Nothing says “time for some re-evaluation” quite like a humiliating 8-1 defeat at the hands of your hated rivals. And make no mistake, that’s exactly what Saturday’s blowout loss to the Minnesota Golden Gophers said to Wisconsin men’s hockey head coach Mike Eaves.
“I think coming in, you know, we were very accountable, we were very hard, we were trying to establish who we were as a staff, and I think that over the course of the year, I changed and tried to adapt almost to a fault,” Eaves said. “I’m at a point right now that, you know what, I’ve got to go back to who I truly am, because I backed off. In all reality, I have backed off.”
As difficult as it is to envision the hard-nosed Eaves going soft on his players (and, as he said, that might be a “relative term”), he feels this has been the case.

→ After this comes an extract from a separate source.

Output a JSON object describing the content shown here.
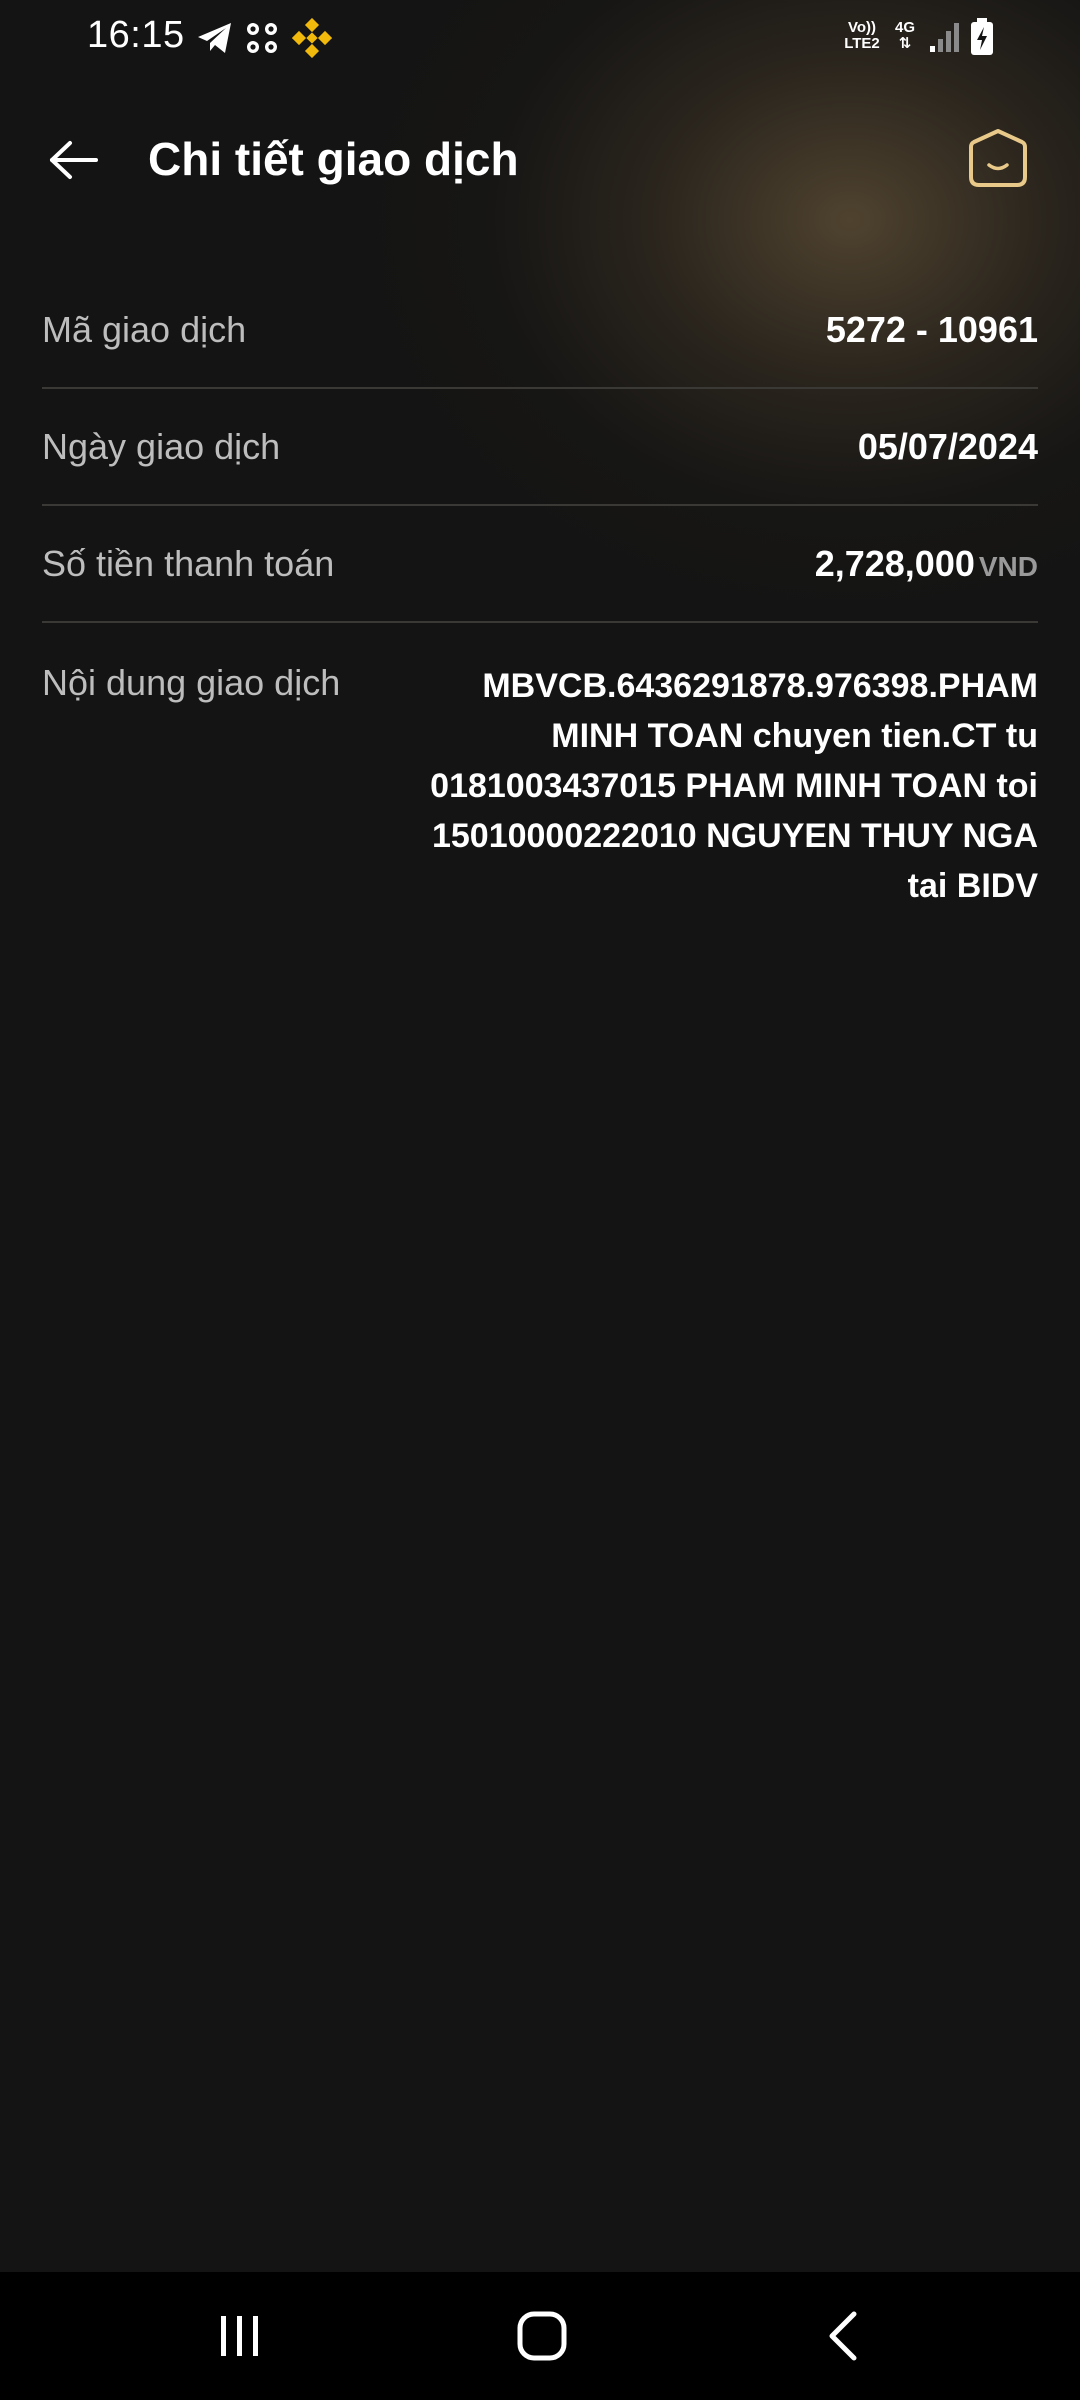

“We’ve cut back practices,” Eaves noted. “I think that I have been, in my demeanor with the team, a little less forceful than I normally would have, [thinking that] maybe this team can’t handle it, but you know what? [I’m] doing them a disservice by doing that.”
The bottom line, in Eaves’ opinion, is that the Badgers (4-15-3 WCHA, 10-19-3 overall) simply need to give more than they have thus far.
A good, solid effort won’t get it done for Wisconsin against Minnesota or Colorado College, and anything less results in a disaster like Saturday night. The only way the team can hope to contend against upper-echelon clubs is by putting out 110 percent.
Eaves admitted as much.
“Definitely, talent is one thing that [teams like Minnesota or Colorado College] have more than we do at this time, and for us to compete, we have to overachieve,” Eaves said.
Eaves and his staff have maintained all year that they’ve been happy with the effort they’ve seen, if not the results, but the coach seemed considerably less satisfied following the weekend set against Minnesota.
“I’ve got to get back in my saddle,” Eaves said. “Part of what we’re going to talk about as a team is, ‘You know what, fellas? I’m turning up the heat. We’re going to train harder, and we’re going to hold you accountable. You know what to do. We’re not going to back off at all.’”
In other words, don’t expect too many light practices in the near future.
“We were embarrassed [against Minnesota], and we need to address that,” Eaves said.
Address it Eaves’ way, that is, which means, “strap it on, and we’re going to skate for a while.”
“[The players] should almost expect that,” Eaves said. “I would expect it as a player, coming from where I came from, and the way I felt that a coach would react to the same situation.”
And if there was one thing Eaves made abundantly clear, it’s that he plans on doing things his way the rest of the season.
“You go back to who you are and what you’ve done to be successful,” Eaves said.
“I know when I look at who I am as a man and as a coach, I’ve got to go back to that. As Shakespeare said, ‘To thine own self be true.’”